If you’re hearing the wind whip up outside your house, and there are any large trees nearby, now might be a good time to review the terms of your homeowners’ insurance policy.

If your policy is like most, it will cover repair costs associated with having wind blow one of your trees onto your house, garage, fence, or other structures. The same goes if the damage was caused by snow, hail, or sleet. The extent of coverage depends on your policy limits; and remember that you’ll have to pay your deductible first.

Your policy is less likely to cover damage to your landscaping.

Watch out, however: If the insurance company finds that you were negligent in caring for the tree–for example, failed to remove a large dead branch–it can deny you coverage, based on the concept that you yourself were a major cause of the damage.

Who owns the tree is not a key issue. Even it it’s your neighbor’s tree, your policy should cover the damage–again, assuming that your neighbors were not negligent in their tree care. If they were, your insurance company may help you go after theirs for coverage; or you may have to pursue a separate legal claim against the neighbors.

Also realize that homeowners’ insurance policies commonly do NOT cover the costs of removing a tree that simply falls over in your yard, large and unwieldy though it might be. Removal costs can quickly run into the thousands of dollars. Angie’s List offers some helpful advice on this, and warns against attempting tree removal on your own!

What if a tree falls on your car? Look to your auto insurance policy, assuming you didn’t waive “comprehensive coverage.” (If you took out a car loan, you probably lucked out on this issue–your lender likely insisted on comprehensive coverage.)

How about if the tree falls into the street? Your city may be willing to take care of removal, but you’ll need to look into this further.

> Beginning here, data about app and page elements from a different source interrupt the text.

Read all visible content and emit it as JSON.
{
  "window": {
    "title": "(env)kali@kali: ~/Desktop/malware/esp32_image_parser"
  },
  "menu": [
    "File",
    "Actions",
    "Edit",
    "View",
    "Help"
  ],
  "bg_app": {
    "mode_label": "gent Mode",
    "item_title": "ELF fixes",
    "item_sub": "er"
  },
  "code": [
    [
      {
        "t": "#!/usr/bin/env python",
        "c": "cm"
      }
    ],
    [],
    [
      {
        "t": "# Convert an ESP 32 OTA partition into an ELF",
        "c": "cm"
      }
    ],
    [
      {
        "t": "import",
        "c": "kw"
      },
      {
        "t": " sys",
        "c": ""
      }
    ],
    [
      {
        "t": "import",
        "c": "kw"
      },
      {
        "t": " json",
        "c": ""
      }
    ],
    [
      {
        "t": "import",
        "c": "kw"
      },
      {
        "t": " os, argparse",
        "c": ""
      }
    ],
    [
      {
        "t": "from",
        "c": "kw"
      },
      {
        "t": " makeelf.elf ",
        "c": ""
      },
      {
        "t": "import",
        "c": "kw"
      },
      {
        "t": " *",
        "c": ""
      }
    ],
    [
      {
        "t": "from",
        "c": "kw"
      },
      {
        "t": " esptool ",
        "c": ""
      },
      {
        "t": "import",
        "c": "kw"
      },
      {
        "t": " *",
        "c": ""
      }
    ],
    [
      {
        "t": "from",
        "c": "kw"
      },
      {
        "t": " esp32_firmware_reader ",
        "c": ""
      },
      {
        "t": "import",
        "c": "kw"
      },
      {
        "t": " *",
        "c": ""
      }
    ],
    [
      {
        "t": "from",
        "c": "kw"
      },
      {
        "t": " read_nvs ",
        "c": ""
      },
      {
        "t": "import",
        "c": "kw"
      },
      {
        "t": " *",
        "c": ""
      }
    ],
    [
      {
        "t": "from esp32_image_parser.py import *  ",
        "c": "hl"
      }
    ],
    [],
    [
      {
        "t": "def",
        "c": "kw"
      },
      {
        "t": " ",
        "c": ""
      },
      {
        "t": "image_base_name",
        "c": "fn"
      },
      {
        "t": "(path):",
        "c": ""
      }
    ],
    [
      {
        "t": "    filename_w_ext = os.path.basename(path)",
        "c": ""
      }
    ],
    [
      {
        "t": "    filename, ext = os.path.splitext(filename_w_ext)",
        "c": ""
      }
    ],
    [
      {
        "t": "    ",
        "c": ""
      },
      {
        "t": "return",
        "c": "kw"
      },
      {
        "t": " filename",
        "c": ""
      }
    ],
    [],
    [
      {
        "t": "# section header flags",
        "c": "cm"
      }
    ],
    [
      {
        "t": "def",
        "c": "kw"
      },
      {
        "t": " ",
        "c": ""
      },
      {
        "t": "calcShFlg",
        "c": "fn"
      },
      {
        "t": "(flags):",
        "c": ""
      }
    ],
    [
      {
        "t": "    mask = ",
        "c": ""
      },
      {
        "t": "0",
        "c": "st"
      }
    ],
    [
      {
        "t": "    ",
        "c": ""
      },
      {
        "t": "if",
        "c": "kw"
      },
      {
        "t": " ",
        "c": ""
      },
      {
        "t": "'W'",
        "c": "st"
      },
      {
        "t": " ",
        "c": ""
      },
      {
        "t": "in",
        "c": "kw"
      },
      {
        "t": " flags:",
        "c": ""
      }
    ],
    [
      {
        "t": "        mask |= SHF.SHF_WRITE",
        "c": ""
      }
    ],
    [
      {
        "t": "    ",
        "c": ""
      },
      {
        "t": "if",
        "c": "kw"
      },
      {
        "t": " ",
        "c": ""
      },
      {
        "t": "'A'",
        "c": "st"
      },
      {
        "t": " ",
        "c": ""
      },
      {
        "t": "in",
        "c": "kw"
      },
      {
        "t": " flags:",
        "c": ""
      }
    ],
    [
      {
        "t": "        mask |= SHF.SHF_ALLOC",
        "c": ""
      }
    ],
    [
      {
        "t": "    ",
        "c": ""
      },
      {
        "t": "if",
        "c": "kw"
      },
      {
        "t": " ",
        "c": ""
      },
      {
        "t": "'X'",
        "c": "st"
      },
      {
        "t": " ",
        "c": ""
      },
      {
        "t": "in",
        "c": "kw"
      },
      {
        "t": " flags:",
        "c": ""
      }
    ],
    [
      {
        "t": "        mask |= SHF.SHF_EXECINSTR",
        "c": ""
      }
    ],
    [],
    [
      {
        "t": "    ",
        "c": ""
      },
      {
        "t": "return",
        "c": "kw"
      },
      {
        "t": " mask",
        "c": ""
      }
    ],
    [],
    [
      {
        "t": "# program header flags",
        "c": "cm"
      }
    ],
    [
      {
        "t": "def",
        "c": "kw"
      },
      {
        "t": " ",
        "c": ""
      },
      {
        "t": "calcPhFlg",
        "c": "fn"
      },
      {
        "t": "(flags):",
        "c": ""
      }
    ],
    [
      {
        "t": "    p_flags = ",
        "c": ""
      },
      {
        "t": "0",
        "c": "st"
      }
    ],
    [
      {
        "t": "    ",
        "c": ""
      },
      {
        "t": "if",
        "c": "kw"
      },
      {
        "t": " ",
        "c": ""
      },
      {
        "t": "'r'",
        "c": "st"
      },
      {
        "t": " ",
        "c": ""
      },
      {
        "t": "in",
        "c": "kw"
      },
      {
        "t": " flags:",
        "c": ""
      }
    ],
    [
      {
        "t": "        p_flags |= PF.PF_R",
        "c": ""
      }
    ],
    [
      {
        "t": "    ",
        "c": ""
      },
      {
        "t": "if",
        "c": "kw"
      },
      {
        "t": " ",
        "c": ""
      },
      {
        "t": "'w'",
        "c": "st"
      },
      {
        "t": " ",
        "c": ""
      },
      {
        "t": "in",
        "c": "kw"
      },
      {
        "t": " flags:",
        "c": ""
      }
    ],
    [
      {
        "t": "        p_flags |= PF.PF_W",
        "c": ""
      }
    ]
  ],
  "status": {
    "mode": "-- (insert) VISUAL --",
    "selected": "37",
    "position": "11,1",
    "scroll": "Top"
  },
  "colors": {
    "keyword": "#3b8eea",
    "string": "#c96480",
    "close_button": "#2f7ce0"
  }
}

For more information, see the homeowners’ insurance and neighbors sections of Nolo’s website.